### Entries from a dataset of interfaces
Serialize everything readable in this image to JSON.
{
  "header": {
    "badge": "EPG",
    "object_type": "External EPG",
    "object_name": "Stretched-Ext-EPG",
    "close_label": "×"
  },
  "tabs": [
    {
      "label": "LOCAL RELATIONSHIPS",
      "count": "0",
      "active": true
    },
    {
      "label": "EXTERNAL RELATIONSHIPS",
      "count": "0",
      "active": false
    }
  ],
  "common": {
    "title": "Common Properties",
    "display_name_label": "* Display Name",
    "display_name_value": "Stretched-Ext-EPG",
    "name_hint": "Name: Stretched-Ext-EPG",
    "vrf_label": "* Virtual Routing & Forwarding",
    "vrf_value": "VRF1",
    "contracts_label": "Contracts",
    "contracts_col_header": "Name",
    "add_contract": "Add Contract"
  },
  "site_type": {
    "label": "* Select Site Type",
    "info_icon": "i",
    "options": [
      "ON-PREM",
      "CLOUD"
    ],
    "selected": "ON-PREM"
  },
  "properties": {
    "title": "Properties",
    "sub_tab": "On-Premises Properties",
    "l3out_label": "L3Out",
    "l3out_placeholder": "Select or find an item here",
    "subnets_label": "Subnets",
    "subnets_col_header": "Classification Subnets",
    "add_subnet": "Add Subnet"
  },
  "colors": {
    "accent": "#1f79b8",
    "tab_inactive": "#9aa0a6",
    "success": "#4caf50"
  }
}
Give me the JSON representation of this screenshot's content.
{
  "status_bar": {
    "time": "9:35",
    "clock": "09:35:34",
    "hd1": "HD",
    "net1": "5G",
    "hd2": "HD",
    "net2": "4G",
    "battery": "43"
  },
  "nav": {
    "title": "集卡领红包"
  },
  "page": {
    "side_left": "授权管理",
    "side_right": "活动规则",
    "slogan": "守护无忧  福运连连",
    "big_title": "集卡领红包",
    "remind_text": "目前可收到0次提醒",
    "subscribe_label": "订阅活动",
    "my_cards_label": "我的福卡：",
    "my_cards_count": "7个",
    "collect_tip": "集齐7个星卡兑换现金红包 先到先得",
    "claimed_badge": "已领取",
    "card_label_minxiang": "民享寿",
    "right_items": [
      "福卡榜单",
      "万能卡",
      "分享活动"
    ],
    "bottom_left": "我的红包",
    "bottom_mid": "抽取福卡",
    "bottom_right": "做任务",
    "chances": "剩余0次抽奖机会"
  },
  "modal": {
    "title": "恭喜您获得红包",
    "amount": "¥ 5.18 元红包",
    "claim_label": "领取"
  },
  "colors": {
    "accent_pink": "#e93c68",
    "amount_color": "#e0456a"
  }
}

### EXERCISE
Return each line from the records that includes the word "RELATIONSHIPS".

### TASK ANSWER
      "label": "LOCAL RELATIONSHIPS",
      "label": "EXTERNAL RELATIONSHIPS",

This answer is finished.